[TASK TO COMPLETE] Every entry must appear in the answer exactly as written.

---

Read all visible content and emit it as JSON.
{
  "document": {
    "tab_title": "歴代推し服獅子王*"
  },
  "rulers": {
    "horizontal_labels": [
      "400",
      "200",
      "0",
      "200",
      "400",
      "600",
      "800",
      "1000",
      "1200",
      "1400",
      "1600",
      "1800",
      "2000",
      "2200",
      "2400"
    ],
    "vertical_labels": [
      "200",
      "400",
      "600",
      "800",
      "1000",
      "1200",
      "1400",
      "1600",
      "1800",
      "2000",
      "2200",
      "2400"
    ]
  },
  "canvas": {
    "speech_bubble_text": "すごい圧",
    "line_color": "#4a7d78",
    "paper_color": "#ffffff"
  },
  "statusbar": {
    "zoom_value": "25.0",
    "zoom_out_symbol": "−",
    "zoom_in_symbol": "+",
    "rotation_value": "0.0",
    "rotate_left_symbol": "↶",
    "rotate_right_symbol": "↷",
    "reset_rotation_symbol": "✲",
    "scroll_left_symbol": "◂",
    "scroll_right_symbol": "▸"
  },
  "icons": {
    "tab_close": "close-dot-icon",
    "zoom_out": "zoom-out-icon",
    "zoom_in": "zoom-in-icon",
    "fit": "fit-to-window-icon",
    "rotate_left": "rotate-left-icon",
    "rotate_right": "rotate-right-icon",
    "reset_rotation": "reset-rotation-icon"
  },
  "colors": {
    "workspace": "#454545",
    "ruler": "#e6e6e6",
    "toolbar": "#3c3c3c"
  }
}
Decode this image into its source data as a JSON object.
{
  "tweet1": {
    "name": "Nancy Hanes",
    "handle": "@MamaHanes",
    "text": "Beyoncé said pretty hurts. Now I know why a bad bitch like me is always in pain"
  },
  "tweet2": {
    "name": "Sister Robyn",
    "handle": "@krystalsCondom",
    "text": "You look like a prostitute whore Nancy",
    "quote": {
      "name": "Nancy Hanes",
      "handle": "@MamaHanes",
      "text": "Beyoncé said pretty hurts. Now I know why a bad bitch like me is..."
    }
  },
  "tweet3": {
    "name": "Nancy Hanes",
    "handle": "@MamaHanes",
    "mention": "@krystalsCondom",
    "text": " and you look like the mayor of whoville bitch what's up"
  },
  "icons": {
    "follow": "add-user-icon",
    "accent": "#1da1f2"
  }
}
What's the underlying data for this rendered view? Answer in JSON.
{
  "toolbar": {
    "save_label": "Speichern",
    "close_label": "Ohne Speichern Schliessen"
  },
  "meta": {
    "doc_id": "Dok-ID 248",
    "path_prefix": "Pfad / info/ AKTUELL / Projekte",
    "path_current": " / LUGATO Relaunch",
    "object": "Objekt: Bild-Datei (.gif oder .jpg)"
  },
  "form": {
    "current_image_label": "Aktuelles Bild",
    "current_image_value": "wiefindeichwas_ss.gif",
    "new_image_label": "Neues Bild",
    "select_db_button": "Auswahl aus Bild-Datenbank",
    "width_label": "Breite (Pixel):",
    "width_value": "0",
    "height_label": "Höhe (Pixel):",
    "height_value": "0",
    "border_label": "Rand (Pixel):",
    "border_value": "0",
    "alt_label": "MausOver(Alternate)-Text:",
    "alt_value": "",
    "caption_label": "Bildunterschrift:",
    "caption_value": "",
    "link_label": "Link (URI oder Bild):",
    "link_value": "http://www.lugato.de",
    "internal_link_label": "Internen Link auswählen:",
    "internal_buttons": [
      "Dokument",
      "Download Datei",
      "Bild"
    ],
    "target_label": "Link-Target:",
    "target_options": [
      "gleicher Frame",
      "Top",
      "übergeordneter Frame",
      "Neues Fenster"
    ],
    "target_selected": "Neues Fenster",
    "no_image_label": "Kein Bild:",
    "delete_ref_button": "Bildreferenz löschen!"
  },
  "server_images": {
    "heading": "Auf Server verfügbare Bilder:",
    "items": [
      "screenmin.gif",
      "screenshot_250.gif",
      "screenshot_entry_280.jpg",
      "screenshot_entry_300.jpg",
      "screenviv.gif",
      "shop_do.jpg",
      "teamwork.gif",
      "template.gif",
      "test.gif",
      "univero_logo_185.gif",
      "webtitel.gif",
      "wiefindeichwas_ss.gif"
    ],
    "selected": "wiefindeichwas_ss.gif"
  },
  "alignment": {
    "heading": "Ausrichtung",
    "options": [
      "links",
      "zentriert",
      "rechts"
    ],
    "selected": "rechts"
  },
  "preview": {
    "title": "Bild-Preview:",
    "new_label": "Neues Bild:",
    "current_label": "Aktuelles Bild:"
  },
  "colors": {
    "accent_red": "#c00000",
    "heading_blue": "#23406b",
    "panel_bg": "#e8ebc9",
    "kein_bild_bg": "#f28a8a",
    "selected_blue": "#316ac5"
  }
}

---

[SOLUTION TO THIS PROBLEM]
Read all visible content and emit it as JSON.
{
  "document": {
    "tab_title": "歴代推し服獅子王*"
  },
  "rulers": {
    "horizontal_labels": [
      "400",
      "200",
      "0",
      "200",
      "400",
      "600",
      "800",
      "1000",
      "1200",
      "1400",
      "1600",
      "1800",
      "2000",
      "2200",
      "2400"
    ],
    "vertical_labels": [
      "200",
      "400",
      "600",
      "800",
      "1000",
      "1200",
      "1400",
      "1600",
      "1800",
      "2000",
      "2200",
      "2400"
    ]
  },
  "canvas": {
    "speech_bubble_text": "すごい圧",
    "line_color": "#4a7d78",
    "paper_color": "#ffffff"
  },
  "statusbar": {
    "zoom_value": "25.0",
    "zoom_out_symbol": "−",
    "zoom_in_symbol": "+",
    "rotation_value": "0.0",
    "rotate_left_symbol": "↶",
    "rotate_right_symbol": "↷",
    "reset_rotation_symbol": "✲",
    "scroll_left_symbol": "◂",
    "scroll_right_symbol": "▸"
  },
  "icons": {
    "tab_close": "close-dot-icon",
    "zoom_out": "zoom-out-icon",
    "zoom_in": "zoom-in-icon",
    "fit": "fit-to-window-icon",
    "rotate_left": "rotate-left-icon",
    "rotate_right": "rotate-right-icon",
    "reset_rotation": "reset-rotation-icon"
  },
  "colors": {
    "workspace": "#454545",
    "ruler": "#e6e6e6",
    "toolbar": "#3c3c3c"
  }
}
Decode this image into its source data as a JSON object.
{
  "tweet1": {
    "name": "Nancy Hanes",
    "handle": "@MamaHanes",
    "text": "Beyoncé said pretty hurts. Now I know why a bad bitch like me is always in pain"
  },
  "tweet2": {
    "name": "Sister Robyn",
    "handle": "@krystalsCondom",
    "text": "You look like a prostitute whore Nancy",
    "quote": {
      "name": "Nancy Hanes",
      "handle": "@MamaHanes",
      "text": "Beyoncé said pretty hurts. Now I know why a bad bitch like me is..."
    }
  },
  "tweet3": {
    "name": "Nancy Hanes",
    "handle": "@MamaHanes",
    "mention": "@krystalsCondom",
    "text": " and you look like the mayor of whoville bitch what's up"
  },
  "icons": {
    "follow": "add-user-icon",
    "accent": "#1da1f2"
  }
}
What's the underlying data for this rendered view? Answer in JSON.
{
  "toolbar": {
    "save_label": "Speichern",
    "close_label": "Ohne Speichern Schliessen"
  },
  "meta": {
    "doc_id": "Dok-ID 248",
    "path_prefix": "Pfad / info/ AKTUELL / Projekte",
    "path_current": " / LUGATO Relaunch",
    "object": "Objekt: Bild-Datei (.gif oder .jpg)"
  },
  "form": {
    "current_image_label": "Aktuelles Bild",
    "current_image_value": "wiefindeichwas_ss.gif",
    "new_image_label": "Neues Bild",
    "select_db_button": "Auswahl aus Bild-Datenbank",
    "width_label": "Breite (Pixel):",
    "width_value": "0",
    "height_label": "Höhe (Pixel):",
    "height_value": "0",
    "border_label": "Rand (Pixel):",
    "border_value": "0",
    "alt_label": "MausOver(Alternate)-Text:",
    "alt_value": "",
    "caption_label": "Bildunterschrift:",
    "caption_value": "",
    "link_label": "Link (URI oder Bild):",
    "link_value": "http://www.lugato.de",
    "internal_link_label": "Internen Link auswählen:",
    "internal_buttons": [
      "Dokument",
      "Download Datei",
      "Bild"
    ],
    "target_label": "Link-Target:",
    "target_options": [
      "gleicher Frame",
      "Top",
      "übergeordneter Frame",
      "Neues Fenster"
    ],
    "target_selected": "Neues Fenster",
    "no_image_label": "Kein Bild:",
    "delete_ref_button": "Bildreferenz löschen!"
  },
  "server_images": {
    "heading": "Auf Server verfügbare Bilder:",
    "items": [
      "screenmin.gif",
      "screenshot_250.gif",
      "screenshot_entry_280.jpg",
      "screenshot_entry_300.jpg",
      "screenviv.gif",
      "shop_do.jpg",
      "teamwork.gif",
      "template.gif",
      "test.gif",
      "univero_logo_185.gif",
      "webtitel.gif",
      "wiefindeichwas_ss.gif"
    ],
    "selected": "wiefindeichwas_ss.gif"
  },
  "alignment": {
    "heading": "Ausrichtung",
    "options": [
      "links",
      "zentriert",
      "rechts"
    ],
    "selected": "rechts"
  },
  "preview": {
    "title": "Bild-Preview:",
    "new_label": "Neues Bild:",
    "current_label": "Aktuelles Bild:"
  },
  "colors": {
    "accent_red": "#c00000",
    "heading_blue": "#23406b",
    "panel_bg": "#e8ebc9",
    "kein_bild_bg": "#f28a8a",
    "selected_blue": "#316ac5"
  }
}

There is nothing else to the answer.